I've had this record sitting in my stack of potential 45's of the day for years, and I had forgotten how AMAZING it is; thankfully, it popped up on shuffle play on the ipod during a long road trip I took last week. Until this morning, I had no idea the story behind it and how HEAVY it actually is (a BIG thank you to Ayana @ darkjive.com and her research on the group).
I strongly recommend reading the whole story at the above link, but, in a nutshell, songwriter/ musician/ civil rights activist Oscar Brown Jr (composer of "Work Song" among other classics) contacted the notorious Chicago gang The Blackstone Rangers in 1967 about the possibilities of life beyond gangs. It turns out that the gang was full of talent, and Brown created a show call Opportunity, Please Knock that showcased the talents of these young people that didn't really have much of a chance in life. The show was a success and there was even a performance from the troupe on The Smothers Brothers Comedy Hour.
As for the record, it's extremely powerful stuff even without knowing the back story. Learning what I did this morning makes it even more extraordinary.
THE OPPORTUNITY PLEASE KNOCK CHORUS - ALL THIS TALK ABOUT FREEDOM

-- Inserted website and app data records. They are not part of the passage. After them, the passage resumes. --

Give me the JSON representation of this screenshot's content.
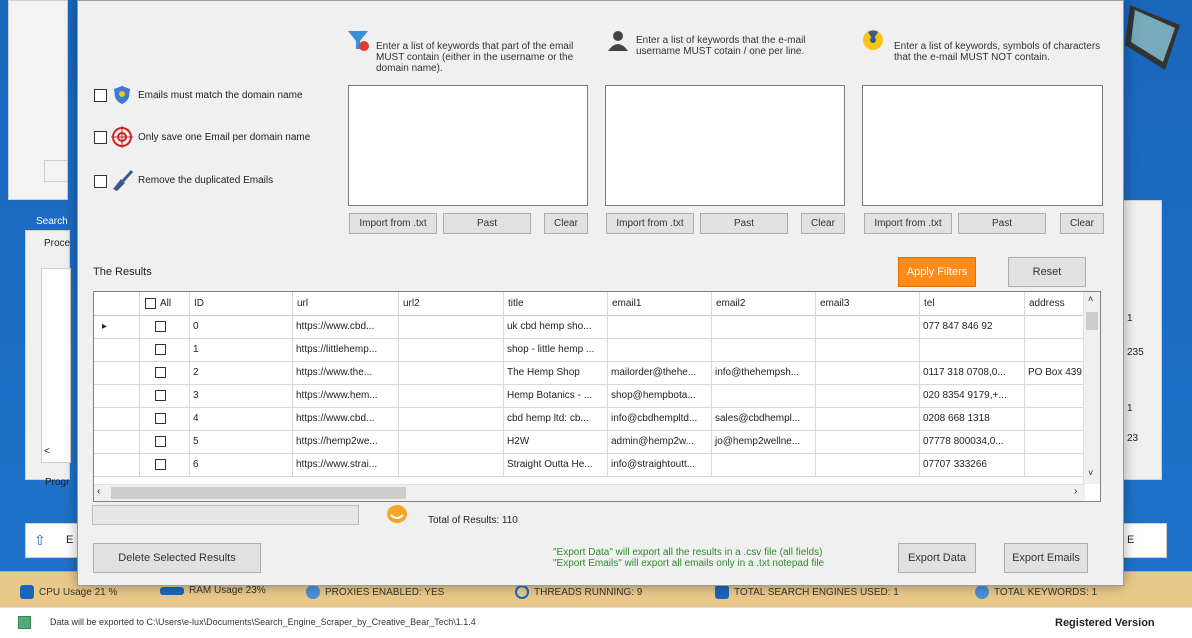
{
  "background": {
    "labels": {
      "search": "Search",
      "proc": "Proce",
      "progr": "Progr",
      "e_left": "E",
      "e_right": "E"
    },
    "numbers": {
      "n1": "1",
      "n2": "235",
      "n3": "1",
      "n4": "23"
    },
    "status": {
      "cpu": "CPU Usage 21 %",
      "ram": "RAM Usage 23%",
      "proxies": "PROXIES ENABLED: YES",
      "threads": "THREADS RUNNING: 9",
      "engines": "TOTAL SEARCH ENGINES USED: 1",
      "keywords": "TOTAL KEYWORDS: 1"
    },
    "footer": {
      "export_path": "Data will be exported to C:\\Users\\e-lux\\Documents\\Search_Engine_Scraper_by_Creative_Bear_Tech\\1.1.4",
      "version": "Registered Version"
    }
  },
  "options": {
    "match_domain": "Emails must match the domain name",
    "one_per_domain": "Only save one Email per domain name",
    "remove_duplicates": "Remove the duplicated Emails"
  },
  "keyword_panels": [
    {
      "hint": "Enter a list of keywords that part of the email MUST contain (either in the username or the domain name).",
      "import": "Import from .txt",
      "paste": "Past",
      "clear": "Clear"
    },
    {
      "hint": "Enter a list of keywords that the e-mail username MUST cotain / one per line.",
      "import": "Import from .txt",
      "paste": "Past",
      "clear": "Clear"
    },
    {
      "hint": "Enter a list of keywords, symbols of characters that the e-mail MUST NOT contain.",
      "import": "Import from .txt",
      "paste": "Past",
      "clear": "Clear"
    }
  ],
  "results": {
    "title": "The Results",
    "apply_filters": "Apply Filters",
    "reset": "Reset",
    "all_label": "All",
    "columns": [
      "ID",
      "url",
      "url2",
      "title",
      "email1",
      "email2",
      "email3",
      "tel",
      "address"
    ],
    "rows": [
      {
        "id": "0",
        "url": "https://www.cbd...",
        "url2": "",
        "title": "uk cbd hemp sho...",
        "email1": "",
        "email2": "",
        "email3": "",
        "tel": "077 847 846 92",
        "address": ""
      },
      {
        "id": "1",
        "url": "https://littlehemp...",
        "url2": "",
        "title": "shop - little hemp ...",
        "email1": "",
        "email2": "",
        "email3": "",
        "tel": "",
        "address": ""
      },
      {
        "id": "2",
        "url": "https://www.the...",
        "url2": "",
        "title": "The Hemp Shop",
        "email1": "mailorder@thehe...",
        "email2": "info@thehempsh...",
        "email3": "",
        "tel": "0117 318 0708,0...",
        "address": "PO Box 439"
      },
      {
        "id": "3",
        "url": "https://www.hem...",
        "url2": "",
        "title": "Hemp Botanics - ...",
        "email1": "shop@hempbota...",
        "email2": "",
        "email3": "",
        "tel": "020 8354 9179,+...",
        "address": ""
      },
      {
        "id": "4",
        "url": "https://www.cbd...",
        "url2": "",
        "title": "cbd hemp ltd: cb...",
        "email1": "info@cbdhempltd...",
        "email2": "sales@cbdhempl...",
        "email3": "",
        "tel": "0208 668 1318",
        "address": ""
      },
      {
        "id": "5",
        "url": "https://hemp2we...",
        "url2": "",
        "title": "H2W",
        "email1": "admin@hemp2w...",
        "email2": "jo@hemp2wellne...",
        "email3": "",
        "tel": "07778 800034,0...",
        "address": ""
      },
      {
        "id": "6",
        "url": "https://www.strai...",
        "url2": "",
        "title": "Straight Outta He...",
        "email1": "info@straightoutt...",
        "email2": "",
        "email3": "",
        "tel": "07707 333266",
        "address": ""
      }
    ],
    "total": "Total of Results: 110"
  },
  "actions": {
    "delete_selected": "Delete Selected Results",
    "note_line1": "\"Export Data\" will export all the results in a .csv file (all fields)",
    "note_line2": "\"Export Emails\" will export all emails only in a .txt notepad file",
    "export_data": "Export Data",
    "export_emails": "Export Emails"
  },
  "colors": {
    "accent": "#ff8c1a",
    "note_green": "#2e8b2e",
    "status_bar": "#e9c98a",
    "background_blue": "#1f74cc"
  }
}
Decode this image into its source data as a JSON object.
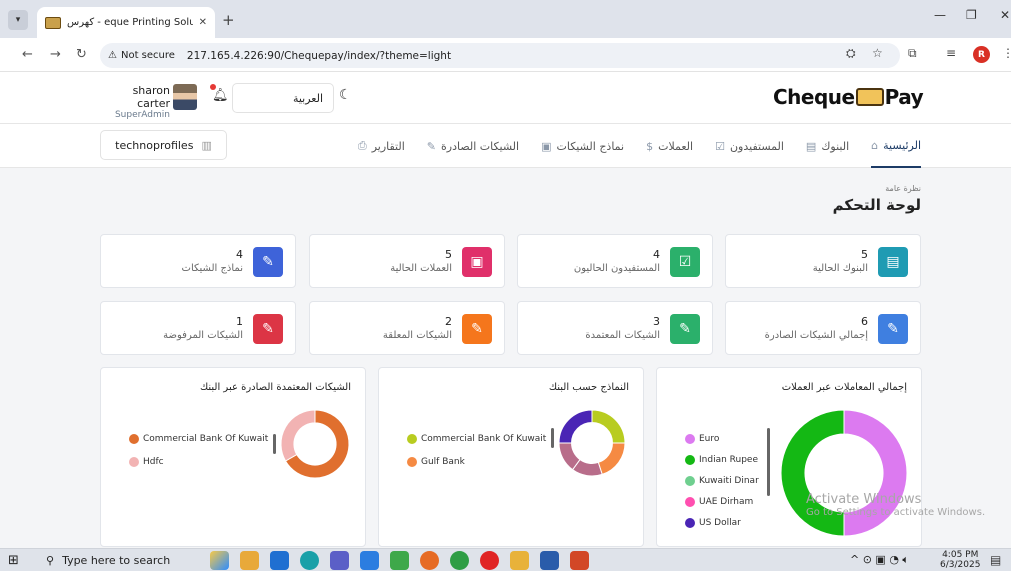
{
  "browser": {
    "tab_title": "کهرس - eque Printing Solutions",
    "close_tab": "✕",
    "new_tab": "+",
    "not_secure": "Not secure",
    "url": "217.165.4.226:90/Chequepay/index/?theme=light",
    "profile_initial": "R"
  },
  "header": {
    "user_name": "sharon carter",
    "user_role": "SuperAdmin",
    "language": "العربية",
    "logo_left": "Cheque",
    "logo_right": "Pay"
  },
  "org_selector": "technoprofiles",
  "menu": [
    {
      "label": "الرئيسية",
      "icon": "home-icon",
      "glyph": "⌂",
      "active": true
    },
    {
      "label": "البنوك",
      "icon": "bank-icon",
      "glyph": "▤",
      "active": false
    },
    {
      "label": "المستفيدون",
      "icon": "check-square-icon",
      "glyph": "☑",
      "active": false
    },
    {
      "label": "العملات",
      "icon": "dollar-icon",
      "glyph": "$",
      "active": false
    },
    {
      "label": "نماذج الشيكات",
      "icon": "template-icon",
      "glyph": "▣",
      "active": false
    },
    {
      "label": "الشيكات الصادرة",
      "icon": "pen-icon",
      "glyph": "✎",
      "active": false
    },
    {
      "label": "التقارير",
      "icon": "report-icon",
      "glyph": "⎙",
      "active": false
    }
  ],
  "page": {
    "breadcrumb": "نظرة عامة",
    "title": "لوحة التحكم"
  },
  "cards": [
    {
      "value": "5",
      "label": "البنوك الحالية",
      "color": "#1f9bb3",
      "icon": "bank-icon",
      "glyph": "▤"
    },
    {
      "value": "4",
      "label": "المستفيدون الحاليون",
      "color": "#2bb06b",
      "icon": "check-square-icon",
      "glyph": "☑"
    },
    {
      "value": "5",
      "label": "العملات الحالية",
      "color": "#e0306a",
      "icon": "currency-icon",
      "glyph": "▣"
    },
    {
      "value": "4",
      "label": "نماذج الشيكات",
      "color": "#3e63d9",
      "icon": "pen-icon",
      "glyph": "✎"
    },
    {
      "value": "6",
      "label": "إجمالي الشيكات الصادرة",
      "color": "#3f7fe0",
      "icon": "pen-icon",
      "glyph": "✎"
    },
    {
      "value": "3",
      "label": "الشيكات المعتمدة",
      "color": "#2bb06b",
      "icon": "pen-icon",
      "glyph": "✎"
    },
    {
      "value": "2",
      "label": "الشيكات المعلقة",
      "color": "#f5761c",
      "icon": "pen-icon",
      "glyph": "✎"
    },
    {
      "value": "1",
      "label": "الشيكات المرفوضة",
      "color": "#dc3545",
      "icon": "pen-icon",
      "glyph": "✎"
    }
  ],
  "chart_data": [
    {
      "type": "pie",
      "title": "إجمالي المعاملات عبر العملات",
      "categories": [
        "Euro",
        "Indian Rupee",
        "Kuwaiti Dinar",
        "UAE Dirham",
        "US Dollar"
      ],
      "values": [
        3,
        3,
        0,
        0,
        0
      ],
      "colors": [
        "#dc7af0",
        "#14b814",
        "#6fcf8f",
        "#ff4fb0",
        "#4a25b5"
      ],
      "legend": "left"
    },
    {
      "type": "pie",
      "title": "النماذج حسب البنك",
      "categories": [
        "Commercial Bank Of Kuwait",
        "Gulf Bank"
      ],
      "values": [
        25,
        20,
        15,
        15,
        25
      ],
      "colors": [
        "#b8cc20",
        "#f58a43",
        "#b86d8a",
        "#b86d8a",
        "#4a25b5"
      ],
      "legend": "left"
    },
    {
      "type": "pie",
      "title": "الشيكات المعتمدة الصادرة عبر البنك",
      "categories": [
        "Commercial Bank Of Kuwait",
        "Hdfc"
      ],
      "values": [
        2,
        1
      ],
      "colors": [
        "#e06f2e",
        "#f2b3b3"
      ],
      "legend": "left"
    }
  ],
  "watermark": {
    "line1": "Activate Windows",
    "line2": "Go to Settings to activate Windows."
  },
  "taskbar": {
    "search_placeholder": "Type here to search",
    "time": "4:05 PM",
    "date": "6/3/2025"
  }
}
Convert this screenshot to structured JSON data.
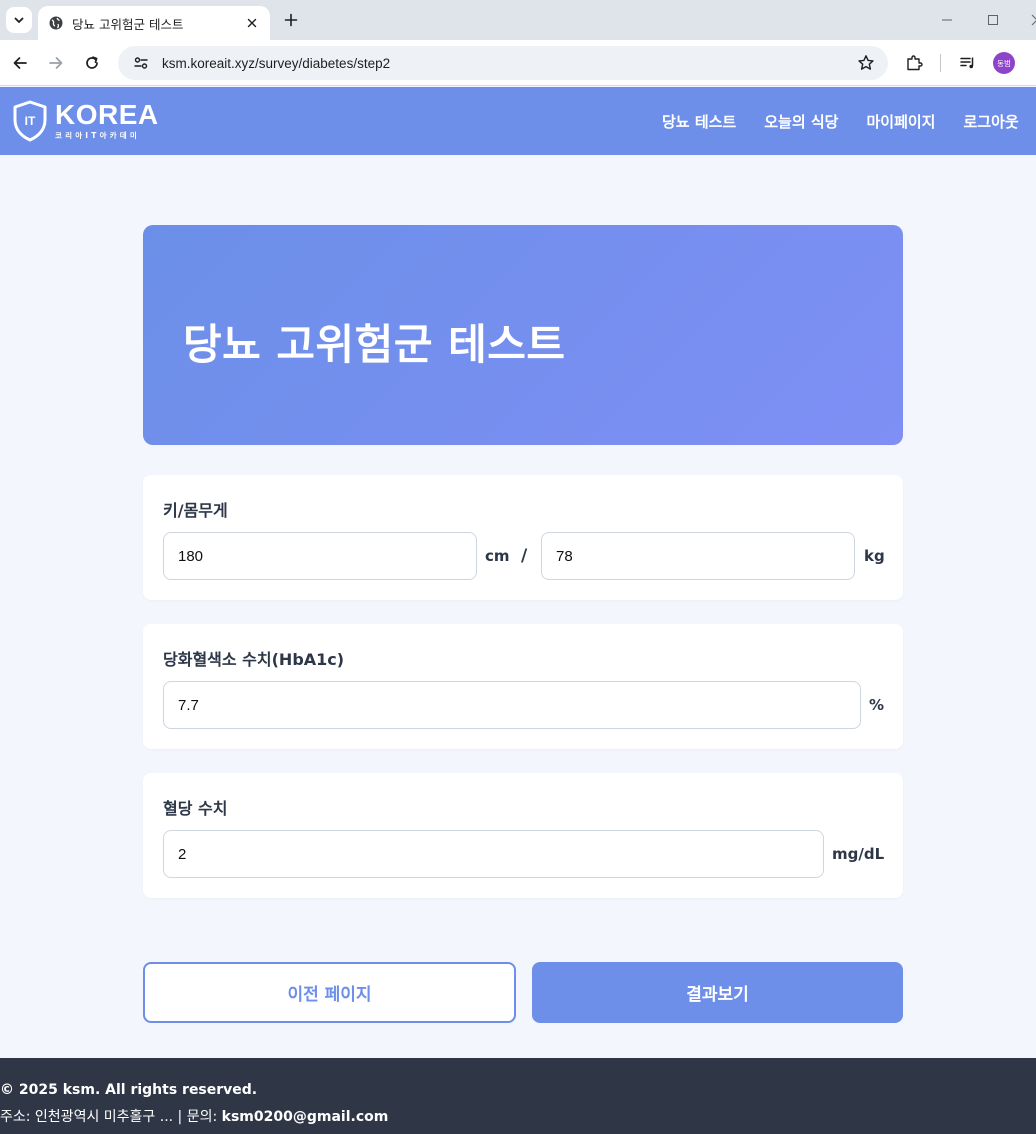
{
  "browser": {
    "tab_title": "당뇨 고위험군 테스트",
    "url": "ksm.koreait.xyz/survey/diabetes/step2",
    "profile_initials": "동범"
  },
  "header": {
    "logo_mark": "IT",
    "logo_main": "KOREA",
    "logo_sub": "코리아IT아카데미",
    "nav": [
      "당뇨 테스트",
      "오늘의 식당",
      "마이페이지",
      "로그아웃"
    ],
    "color": "#6d8fea"
  },
  "hero": {
    "title": "당뇨 고위험군 테스트"
  },
  "form": {
    "height_weight": {
      "label": "키/몸무게",
      "height_value": "180",
      "height_unit": "cm",
      "separator": "/",
      "weight_value": "78",
      "weight_unit": "kg"
    },
    "hba1c": {
      "label": "당화혈색소 수치(HbA1c)",
      "value": "7.7",
      "unit": "%"
    },
    "glucose": {
      "label": "혈당 수치",
      "value": "2",
      "unit": "mg/dL"
    }
  },
  "buttons": {
    "prev": "이전 페이지",
    "result": "결과보기"
  },
  "footer": {
    "copyright": "© 2025 ksm. All rights reserved.",
    "address": "주소: 인천광역시 미추홀구 ... | 문의: ",
    "email": "ksm0200@gmail.com"
  }
}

A gorgeous record from the waning days of the vocal group revival that happened in the late '60's. This seems to be the only release from this group, and I'm afraid that I don't have any biographical info on who they were or where they were from.
Whatever the story, these dudes could SING, and with a glorious harmony blend. Too bad they didn't have more chances to do their thing.